Last weekend, Engagor organised their hacktheelections hackaton. The Datablend team (Quentin, Stijn and Davy) was joined by Marc Broos, Tim Coene and Josbert van de Zande with one goal in mind: trying to visualise the (pre-arranged?) political coalition and, if possible, also predict the formation-period. Technically, we extracted over 160K tweets through the Engagor API.
Watch Davy Suvee present at GraphConnect London 2013 on the power of graph databases to analyse biological datasets. The Power of Graphs to Analyze Biological Data – Davy Suvee @ GraphConnect London 2013 from Neo Technology on Vimeo.
Recently, Yelp made available a sample dataset from the greater Phoenix metropolitan area including around 11.000 business, 8000 checkin-sets, 43.000 users and 230.000 user reviews. With the help of this data, data scientists can execute real-life experiments with various data mining/machine learning algorithms. In our case, we are interested in finding out whether it is possible

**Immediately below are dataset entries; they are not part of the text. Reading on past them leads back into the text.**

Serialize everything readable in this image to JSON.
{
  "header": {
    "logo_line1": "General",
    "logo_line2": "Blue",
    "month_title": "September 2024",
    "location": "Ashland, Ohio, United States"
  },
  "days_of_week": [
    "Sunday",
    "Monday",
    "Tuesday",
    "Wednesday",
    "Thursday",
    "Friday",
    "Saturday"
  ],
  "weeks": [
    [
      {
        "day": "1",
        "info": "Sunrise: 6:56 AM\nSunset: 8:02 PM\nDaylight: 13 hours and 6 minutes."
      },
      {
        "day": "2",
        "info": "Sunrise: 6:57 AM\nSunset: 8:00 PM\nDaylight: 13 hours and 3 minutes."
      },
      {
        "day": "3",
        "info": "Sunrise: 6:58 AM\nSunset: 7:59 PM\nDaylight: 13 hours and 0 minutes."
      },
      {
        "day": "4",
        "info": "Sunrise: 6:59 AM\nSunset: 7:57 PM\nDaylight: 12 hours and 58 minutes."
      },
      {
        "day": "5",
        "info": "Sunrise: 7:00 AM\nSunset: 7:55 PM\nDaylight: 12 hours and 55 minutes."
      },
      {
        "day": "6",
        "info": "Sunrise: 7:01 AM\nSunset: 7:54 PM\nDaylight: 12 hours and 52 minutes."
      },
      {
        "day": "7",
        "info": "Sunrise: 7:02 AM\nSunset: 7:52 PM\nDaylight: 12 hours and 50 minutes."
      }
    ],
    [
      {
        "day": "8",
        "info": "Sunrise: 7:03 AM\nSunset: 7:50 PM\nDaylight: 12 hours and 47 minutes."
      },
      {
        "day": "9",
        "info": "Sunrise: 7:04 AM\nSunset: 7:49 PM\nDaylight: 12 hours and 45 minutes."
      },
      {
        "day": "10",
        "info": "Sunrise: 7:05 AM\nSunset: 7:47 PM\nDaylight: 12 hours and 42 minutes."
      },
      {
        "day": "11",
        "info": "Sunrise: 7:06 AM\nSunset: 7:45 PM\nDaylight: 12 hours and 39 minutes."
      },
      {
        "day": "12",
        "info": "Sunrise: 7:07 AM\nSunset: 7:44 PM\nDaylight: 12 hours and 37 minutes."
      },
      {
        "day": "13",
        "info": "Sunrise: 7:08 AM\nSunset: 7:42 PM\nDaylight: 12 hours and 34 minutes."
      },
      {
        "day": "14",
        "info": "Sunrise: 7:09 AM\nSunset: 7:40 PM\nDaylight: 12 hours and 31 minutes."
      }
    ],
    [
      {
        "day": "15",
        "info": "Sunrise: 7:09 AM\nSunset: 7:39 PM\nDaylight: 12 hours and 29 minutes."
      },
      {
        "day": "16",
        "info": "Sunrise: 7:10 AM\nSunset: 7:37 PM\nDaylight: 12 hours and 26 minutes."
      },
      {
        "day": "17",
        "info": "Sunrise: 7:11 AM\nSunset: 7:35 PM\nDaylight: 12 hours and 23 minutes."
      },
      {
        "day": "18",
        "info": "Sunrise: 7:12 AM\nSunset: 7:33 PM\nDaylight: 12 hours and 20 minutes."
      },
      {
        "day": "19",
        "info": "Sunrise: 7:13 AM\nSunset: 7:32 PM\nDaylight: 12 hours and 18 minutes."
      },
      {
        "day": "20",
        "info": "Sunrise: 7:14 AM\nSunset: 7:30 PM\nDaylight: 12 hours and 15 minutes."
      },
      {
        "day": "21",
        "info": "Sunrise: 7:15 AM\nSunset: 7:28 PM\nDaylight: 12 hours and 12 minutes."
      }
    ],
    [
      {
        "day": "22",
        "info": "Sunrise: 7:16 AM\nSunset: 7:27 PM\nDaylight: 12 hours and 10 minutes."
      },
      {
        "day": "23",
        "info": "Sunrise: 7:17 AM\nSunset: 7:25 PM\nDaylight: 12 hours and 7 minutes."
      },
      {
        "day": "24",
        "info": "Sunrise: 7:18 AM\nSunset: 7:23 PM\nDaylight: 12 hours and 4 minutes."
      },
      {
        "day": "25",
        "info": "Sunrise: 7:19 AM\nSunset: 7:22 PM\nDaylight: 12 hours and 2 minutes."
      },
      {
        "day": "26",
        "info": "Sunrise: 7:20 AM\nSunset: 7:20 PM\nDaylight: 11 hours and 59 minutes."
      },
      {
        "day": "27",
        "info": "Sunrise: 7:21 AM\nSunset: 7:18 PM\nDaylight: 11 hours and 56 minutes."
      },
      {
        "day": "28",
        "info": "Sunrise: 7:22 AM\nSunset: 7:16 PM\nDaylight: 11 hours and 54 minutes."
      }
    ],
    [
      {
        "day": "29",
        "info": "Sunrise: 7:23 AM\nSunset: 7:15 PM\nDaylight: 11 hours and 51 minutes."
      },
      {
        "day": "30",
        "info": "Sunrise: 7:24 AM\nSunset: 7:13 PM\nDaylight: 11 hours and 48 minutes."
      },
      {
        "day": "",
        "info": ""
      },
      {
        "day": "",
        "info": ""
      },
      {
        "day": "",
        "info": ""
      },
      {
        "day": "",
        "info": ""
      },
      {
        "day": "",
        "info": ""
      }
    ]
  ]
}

When I started running some years ago, I bought a Garmin Forerunner 405. It’s a nifty little device that tracks GPS coordinates while you are running. After a run, the device can be synchronized by uploading your data to the Garmin Connect website. Based upon the tracked time and GPS coordinates, the Garmin Connect website
Last week, the Neo4J plugin for Gephi was released. Gephi is an open-source visualization and manipulation tool that allows users to interactively browse and explore graphs. The graphs themselves can be loaded through a variety of file formats. Thanks to Martin Škurla, it is now possible to load and lazily explore graphs that are stored